                                2. re: DezzerSF

                                  For an unsweet treat, try ordering min uh jjim, steamed sea bass in (somewhat spicy) sauce. A-gu jjim, steamed monk fish in sauce, will do and is easier to find. When you're done with the fish, mix rice and kakkdugi into the sauce and eat with a spoon.

                                3. re: augustiner

                                  I had the Yukkaejang for lunch yesterday and this time it was much spicier than when my friend had it. I think the inclusion of jalapenos in the soup gave it the extra kick. I also noticed the stew was more orange in color than red when my friend had it, probably the chili oil. Also, the egg whites were in a solid mass rather than drizzled, which I liked since you can get a spoonful of egg in a bite. I must note that I really enjoyed the rich brisket flavor of the stew.

                                  My friend tried the short rib soup, which I forget the name of. It wasn't kalbi tang, but a longer name that starts with a "w". He really liked it and polished off the whole bowl.

                                  Panchan were mostly different and the kimchi is still very good. They have a habit of giving us 2 different kinds of kimchi when we go, and the kind owner noted that she made it herself.

                                  Place is getting fairly busy, with 4 other tables occupied during our lunch.

                                  1. re: DezzerSF

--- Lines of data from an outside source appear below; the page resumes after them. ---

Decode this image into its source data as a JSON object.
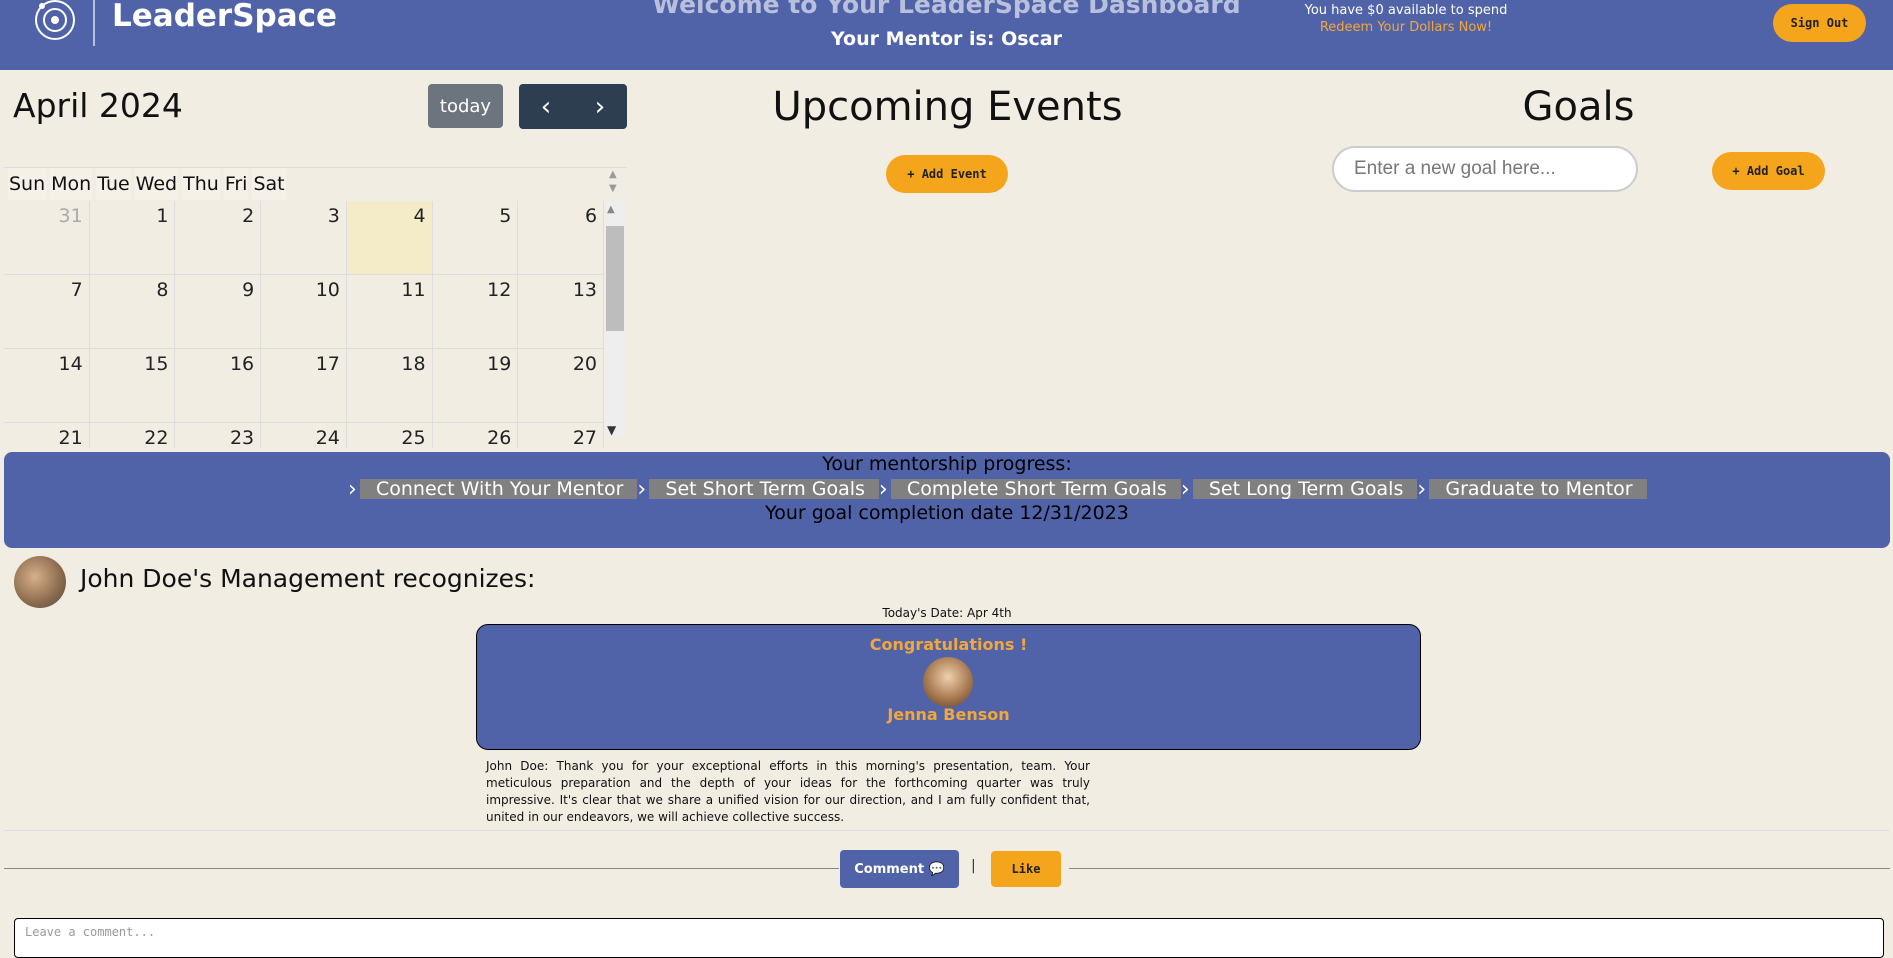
{
  "header": {
    "logo_text": "LeaderSpace",
    "welcome": "Welcome to Your LeaderSpace Dashboard",
    "mentor": "Your Mentor is: Oscar",
    "spend": "You have $0 available to spend",
    "redeem": "Redeem Your Dollars Now!",
    "sign_out": "Sign Out"
  },
  "calendar": {
    "title": "April 2024",
    "today_label": "today",
    "days_of_week": [
      "Sun",
      "Mon",
      "Tue",
      "Wed",
      "Thu",
      "Fri",
      "Sat"
    ],
    "weeks": [
      [
        "31",
        "1",
        "2",
        "3",
        "4",
        "5",
        "6"
      ],
      [
        "7",
        "8",
        "9",
        "10",
        "11",
        "12",
        "13"
      ],
      [
        "14",
        "15",
        "16",
        "17",
        "18",
        "19",
        "20"
      ],
      [
        "21",
        "22",
        "23",
        "24",
        "25",
        "26",
        "27"
      ]
    ],
    "today_date": "4"
  },
  "events": {
    "title": "Upcoming Events",
    "add_label": "+ Add Event"
  },
  "goals": {
    "title": "Goals",
    "placeholder": "Enter a new goal here...",
    "add_label": "+ Add Goal"
  },
  "progress": {
    "title": "Your mentorship progress:",
    "steps": [
      "Connect With Your Mentor",
      "Set Short Term Goals",
      "Complete Short Term Goals",
      "Set Long Term Goals",
      "Graduate to Mentor"
    ],
    "completion": "Your goal completion date 12/31/2023"
  },
  "recognition": {
    "title": "John Doe's Management recognizes:",
    "today": "Today's Date: Apr 4th",
    "congrats": "Congratulations !",
    "recipient": "Jenna Benson",
    "message": "John Doe: Thank you for your exceptional efforts in this morning's presentation, team. Your meticulous preparation and the depth of your ideas for the forthcoming quarter was truly impressive. It's clear that we share a unified vision for our direction, and I am fully confident that, united in our endeavors, we will achieve collective success.",
    "comment_label": "Comment 💬",
    "separator": "|",
    "like_label": "Like",
    "comment_placeholder": "Leave a comment..."
  },
  "colors": {
    "brand": "#5163a8",
    "accent": "#f5a51c",
    "panel": "#f2ede3"
  }
}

                                    I had the yukkaejang the other day late after being turned away from Koryo ("we close at 11" huh?!?). Really good, especially liked the inclusion of the ferns, and really enjoyed the beefiness of the broth. We also had spicy pork, I prefer more agressively seasoned versions but nevertheless it was very good, and overall the dish really called attention to the care taken in its preparation. Actually, that goes for everything I've had there. I was told that they close at 12am unless they run out of too many things. I am really liking this place a lot.